Page and application data records:
* * * * * * *
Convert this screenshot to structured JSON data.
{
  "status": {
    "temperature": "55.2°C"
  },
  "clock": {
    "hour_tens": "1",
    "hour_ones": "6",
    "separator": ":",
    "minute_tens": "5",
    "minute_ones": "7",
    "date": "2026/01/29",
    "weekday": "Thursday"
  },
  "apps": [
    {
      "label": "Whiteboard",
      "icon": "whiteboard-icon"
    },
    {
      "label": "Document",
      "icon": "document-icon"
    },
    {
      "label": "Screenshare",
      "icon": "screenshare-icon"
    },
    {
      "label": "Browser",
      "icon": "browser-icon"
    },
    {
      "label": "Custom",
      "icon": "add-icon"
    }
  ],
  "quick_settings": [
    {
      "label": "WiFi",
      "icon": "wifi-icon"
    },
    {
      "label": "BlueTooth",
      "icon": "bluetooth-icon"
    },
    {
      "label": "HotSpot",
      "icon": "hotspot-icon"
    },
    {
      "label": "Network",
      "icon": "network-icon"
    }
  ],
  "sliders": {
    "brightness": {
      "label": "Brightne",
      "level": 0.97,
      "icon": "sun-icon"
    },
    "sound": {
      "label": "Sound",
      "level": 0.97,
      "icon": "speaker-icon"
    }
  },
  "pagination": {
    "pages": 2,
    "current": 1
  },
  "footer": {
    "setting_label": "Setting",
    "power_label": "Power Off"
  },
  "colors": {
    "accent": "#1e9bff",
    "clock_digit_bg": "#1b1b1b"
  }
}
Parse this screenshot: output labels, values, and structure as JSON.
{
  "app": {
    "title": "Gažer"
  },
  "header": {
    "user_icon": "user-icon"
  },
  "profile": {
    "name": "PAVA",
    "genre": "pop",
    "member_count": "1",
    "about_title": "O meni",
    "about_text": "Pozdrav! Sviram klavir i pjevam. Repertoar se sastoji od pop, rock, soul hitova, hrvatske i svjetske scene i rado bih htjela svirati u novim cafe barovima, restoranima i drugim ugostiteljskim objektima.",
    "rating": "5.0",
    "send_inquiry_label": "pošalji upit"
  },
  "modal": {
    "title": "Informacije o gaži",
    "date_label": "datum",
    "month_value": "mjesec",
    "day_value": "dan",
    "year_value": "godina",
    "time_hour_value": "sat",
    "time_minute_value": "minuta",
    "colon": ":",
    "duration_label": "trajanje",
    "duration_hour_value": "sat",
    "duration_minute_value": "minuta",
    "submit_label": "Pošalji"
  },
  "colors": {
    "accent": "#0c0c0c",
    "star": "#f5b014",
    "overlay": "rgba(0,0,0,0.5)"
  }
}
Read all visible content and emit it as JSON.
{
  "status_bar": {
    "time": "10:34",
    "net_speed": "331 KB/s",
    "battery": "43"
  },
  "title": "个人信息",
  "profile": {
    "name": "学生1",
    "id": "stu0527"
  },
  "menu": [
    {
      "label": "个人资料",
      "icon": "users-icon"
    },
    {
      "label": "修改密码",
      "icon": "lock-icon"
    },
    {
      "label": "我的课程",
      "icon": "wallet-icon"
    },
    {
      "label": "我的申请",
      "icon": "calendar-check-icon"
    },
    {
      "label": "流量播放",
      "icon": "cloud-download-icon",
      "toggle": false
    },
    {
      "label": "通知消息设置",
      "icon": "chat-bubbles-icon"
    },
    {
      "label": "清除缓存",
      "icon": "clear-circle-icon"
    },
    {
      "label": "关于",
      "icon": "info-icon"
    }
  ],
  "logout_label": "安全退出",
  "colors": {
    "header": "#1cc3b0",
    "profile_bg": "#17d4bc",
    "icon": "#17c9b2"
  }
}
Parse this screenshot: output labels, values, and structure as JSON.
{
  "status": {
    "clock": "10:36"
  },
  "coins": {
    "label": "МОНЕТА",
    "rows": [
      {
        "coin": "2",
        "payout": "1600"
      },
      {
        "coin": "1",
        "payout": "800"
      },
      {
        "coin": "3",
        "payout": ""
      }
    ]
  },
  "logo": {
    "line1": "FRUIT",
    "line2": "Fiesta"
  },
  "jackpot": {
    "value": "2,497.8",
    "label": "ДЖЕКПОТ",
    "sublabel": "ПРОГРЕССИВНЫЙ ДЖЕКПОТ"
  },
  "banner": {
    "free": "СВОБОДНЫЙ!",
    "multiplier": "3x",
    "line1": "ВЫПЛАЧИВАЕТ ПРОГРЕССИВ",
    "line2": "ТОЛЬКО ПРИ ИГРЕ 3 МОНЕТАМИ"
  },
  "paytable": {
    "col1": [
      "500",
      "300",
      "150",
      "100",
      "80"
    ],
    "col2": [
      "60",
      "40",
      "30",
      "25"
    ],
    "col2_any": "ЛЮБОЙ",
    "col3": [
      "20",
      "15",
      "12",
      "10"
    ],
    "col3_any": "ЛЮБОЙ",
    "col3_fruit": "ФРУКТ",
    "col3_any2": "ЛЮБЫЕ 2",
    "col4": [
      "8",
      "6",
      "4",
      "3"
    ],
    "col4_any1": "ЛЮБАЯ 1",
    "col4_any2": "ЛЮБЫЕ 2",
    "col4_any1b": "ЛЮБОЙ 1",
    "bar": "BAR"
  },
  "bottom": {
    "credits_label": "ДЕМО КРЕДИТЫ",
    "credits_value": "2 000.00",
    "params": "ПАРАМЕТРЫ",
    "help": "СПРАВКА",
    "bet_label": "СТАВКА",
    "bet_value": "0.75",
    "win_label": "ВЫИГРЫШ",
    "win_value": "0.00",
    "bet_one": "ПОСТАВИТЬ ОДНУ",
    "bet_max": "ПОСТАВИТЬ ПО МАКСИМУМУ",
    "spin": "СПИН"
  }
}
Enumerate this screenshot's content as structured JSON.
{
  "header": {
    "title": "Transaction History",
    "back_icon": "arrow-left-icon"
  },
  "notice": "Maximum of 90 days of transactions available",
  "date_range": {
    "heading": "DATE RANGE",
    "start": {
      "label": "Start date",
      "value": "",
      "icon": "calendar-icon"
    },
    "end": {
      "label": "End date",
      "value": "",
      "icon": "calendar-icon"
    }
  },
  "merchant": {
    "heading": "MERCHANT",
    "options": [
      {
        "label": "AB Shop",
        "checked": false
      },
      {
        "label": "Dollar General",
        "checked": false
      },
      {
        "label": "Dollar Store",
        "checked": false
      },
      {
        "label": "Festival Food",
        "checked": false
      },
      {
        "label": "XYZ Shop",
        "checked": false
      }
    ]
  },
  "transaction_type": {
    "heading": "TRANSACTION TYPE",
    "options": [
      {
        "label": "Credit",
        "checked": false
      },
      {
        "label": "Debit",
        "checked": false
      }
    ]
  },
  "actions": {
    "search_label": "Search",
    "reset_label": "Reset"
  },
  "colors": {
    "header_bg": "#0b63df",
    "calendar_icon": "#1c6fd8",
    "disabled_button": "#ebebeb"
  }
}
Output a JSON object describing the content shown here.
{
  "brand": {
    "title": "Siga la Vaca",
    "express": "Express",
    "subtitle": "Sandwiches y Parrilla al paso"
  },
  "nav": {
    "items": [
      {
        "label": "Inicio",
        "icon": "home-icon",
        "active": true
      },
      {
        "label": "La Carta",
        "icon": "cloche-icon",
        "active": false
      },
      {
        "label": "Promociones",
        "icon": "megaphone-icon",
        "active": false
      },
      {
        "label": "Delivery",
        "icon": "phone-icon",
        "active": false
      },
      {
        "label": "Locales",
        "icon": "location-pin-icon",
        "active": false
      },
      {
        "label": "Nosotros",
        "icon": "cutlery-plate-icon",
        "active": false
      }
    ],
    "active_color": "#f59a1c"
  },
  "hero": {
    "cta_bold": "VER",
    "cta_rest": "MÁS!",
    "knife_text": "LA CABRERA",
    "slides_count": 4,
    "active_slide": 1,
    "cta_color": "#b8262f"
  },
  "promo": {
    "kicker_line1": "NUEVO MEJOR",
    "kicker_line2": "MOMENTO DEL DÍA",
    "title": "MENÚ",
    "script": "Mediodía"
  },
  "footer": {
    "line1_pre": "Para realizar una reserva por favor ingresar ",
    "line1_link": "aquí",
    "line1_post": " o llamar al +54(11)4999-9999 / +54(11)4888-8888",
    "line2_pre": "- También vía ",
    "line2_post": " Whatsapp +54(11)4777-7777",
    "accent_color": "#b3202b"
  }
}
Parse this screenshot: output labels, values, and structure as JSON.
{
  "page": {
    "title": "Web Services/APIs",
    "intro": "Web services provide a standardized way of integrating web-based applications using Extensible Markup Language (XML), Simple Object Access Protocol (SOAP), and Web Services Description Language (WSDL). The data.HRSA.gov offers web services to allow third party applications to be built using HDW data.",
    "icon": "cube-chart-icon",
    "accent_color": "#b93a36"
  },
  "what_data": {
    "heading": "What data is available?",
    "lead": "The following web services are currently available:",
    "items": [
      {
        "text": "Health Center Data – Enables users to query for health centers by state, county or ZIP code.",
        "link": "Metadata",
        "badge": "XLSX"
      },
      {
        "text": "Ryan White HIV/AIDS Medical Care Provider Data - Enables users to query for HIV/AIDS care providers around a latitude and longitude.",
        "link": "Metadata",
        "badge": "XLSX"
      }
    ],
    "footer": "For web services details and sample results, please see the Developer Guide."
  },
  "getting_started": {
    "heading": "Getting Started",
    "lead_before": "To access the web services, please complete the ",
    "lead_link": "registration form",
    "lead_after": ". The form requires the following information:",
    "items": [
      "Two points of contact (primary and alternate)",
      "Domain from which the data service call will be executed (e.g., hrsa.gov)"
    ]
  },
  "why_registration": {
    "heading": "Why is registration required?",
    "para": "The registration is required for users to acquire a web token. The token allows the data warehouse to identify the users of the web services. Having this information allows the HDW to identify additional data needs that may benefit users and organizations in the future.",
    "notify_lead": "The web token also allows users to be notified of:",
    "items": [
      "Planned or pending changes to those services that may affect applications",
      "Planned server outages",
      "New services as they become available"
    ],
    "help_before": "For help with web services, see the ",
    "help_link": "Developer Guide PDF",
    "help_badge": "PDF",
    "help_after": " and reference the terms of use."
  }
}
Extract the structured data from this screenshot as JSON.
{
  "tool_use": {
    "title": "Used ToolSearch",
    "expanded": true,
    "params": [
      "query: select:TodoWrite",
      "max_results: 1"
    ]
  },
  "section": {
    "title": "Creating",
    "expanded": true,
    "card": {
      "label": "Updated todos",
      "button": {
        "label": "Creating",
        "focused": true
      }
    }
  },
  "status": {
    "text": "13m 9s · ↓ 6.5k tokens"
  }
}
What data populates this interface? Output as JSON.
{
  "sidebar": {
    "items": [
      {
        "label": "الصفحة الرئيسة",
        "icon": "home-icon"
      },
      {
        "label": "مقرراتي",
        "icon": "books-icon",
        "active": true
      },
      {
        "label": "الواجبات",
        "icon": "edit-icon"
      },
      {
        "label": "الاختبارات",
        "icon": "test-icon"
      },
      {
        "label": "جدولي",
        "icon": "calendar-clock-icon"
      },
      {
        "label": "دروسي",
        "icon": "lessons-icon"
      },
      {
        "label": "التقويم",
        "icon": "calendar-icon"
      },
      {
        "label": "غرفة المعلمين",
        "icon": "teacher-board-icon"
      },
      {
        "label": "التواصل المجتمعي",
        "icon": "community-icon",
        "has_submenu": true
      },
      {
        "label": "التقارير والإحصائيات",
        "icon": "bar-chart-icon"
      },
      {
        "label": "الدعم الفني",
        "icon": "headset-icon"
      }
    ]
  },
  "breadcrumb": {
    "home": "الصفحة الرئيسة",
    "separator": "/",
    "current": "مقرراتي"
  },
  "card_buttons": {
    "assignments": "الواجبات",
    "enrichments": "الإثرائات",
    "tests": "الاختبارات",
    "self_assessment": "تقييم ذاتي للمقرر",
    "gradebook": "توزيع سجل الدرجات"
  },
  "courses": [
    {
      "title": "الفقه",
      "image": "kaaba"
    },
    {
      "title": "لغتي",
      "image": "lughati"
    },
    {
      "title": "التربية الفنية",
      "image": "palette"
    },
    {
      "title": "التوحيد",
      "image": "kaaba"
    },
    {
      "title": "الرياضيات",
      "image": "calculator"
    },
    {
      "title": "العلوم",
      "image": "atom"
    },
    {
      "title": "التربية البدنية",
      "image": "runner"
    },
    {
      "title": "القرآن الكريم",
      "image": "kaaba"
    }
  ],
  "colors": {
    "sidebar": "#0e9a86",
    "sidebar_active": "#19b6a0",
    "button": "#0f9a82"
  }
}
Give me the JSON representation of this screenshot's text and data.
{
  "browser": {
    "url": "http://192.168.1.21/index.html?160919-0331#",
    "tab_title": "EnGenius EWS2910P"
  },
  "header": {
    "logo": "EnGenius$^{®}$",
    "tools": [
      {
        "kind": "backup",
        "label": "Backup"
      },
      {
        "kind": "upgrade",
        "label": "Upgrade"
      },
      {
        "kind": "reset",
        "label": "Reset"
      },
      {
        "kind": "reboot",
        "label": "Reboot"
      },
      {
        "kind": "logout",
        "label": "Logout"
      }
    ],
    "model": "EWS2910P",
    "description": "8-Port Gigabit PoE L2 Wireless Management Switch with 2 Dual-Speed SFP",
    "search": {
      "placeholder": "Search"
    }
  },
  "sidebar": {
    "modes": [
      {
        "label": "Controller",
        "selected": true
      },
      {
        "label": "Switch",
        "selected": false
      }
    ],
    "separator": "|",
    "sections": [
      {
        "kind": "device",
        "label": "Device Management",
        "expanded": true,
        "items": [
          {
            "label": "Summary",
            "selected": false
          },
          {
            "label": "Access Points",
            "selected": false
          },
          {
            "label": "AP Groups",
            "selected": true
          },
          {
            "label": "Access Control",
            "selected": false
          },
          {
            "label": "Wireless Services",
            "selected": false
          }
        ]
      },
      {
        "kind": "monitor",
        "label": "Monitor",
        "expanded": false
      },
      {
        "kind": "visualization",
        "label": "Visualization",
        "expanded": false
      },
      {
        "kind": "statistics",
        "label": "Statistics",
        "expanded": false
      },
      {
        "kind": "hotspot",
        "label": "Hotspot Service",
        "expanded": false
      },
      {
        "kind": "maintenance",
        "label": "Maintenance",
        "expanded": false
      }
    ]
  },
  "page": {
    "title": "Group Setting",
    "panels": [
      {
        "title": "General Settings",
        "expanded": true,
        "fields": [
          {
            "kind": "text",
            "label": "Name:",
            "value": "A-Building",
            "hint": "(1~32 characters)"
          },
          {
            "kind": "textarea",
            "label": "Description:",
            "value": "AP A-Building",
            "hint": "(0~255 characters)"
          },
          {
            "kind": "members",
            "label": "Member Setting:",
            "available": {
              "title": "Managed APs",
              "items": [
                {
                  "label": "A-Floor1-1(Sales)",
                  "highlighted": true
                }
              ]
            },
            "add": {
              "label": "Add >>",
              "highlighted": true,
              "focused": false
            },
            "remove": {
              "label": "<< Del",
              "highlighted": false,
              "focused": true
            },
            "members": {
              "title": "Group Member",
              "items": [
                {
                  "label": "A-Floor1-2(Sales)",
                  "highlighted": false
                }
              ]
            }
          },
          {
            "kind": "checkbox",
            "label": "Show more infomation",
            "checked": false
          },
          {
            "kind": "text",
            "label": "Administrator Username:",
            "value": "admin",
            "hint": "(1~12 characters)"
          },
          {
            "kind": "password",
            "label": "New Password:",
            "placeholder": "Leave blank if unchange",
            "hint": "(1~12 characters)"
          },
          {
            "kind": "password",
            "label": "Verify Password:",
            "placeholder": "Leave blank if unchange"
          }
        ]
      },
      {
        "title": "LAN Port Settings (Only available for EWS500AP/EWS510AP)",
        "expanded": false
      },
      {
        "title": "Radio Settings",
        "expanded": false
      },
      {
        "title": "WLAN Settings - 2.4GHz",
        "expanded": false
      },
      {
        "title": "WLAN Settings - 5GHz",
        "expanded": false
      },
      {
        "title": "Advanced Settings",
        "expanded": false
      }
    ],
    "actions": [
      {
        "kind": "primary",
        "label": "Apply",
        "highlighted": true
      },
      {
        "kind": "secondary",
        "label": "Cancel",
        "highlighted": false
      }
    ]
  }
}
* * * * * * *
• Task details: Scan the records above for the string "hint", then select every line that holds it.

• Answer to this problem:
            "hint": "(1~32 characters)"
            "hint": "(0~255 characters)"
            "hint": "(1~12 characters)"
            "hint": "(1~12 characters)"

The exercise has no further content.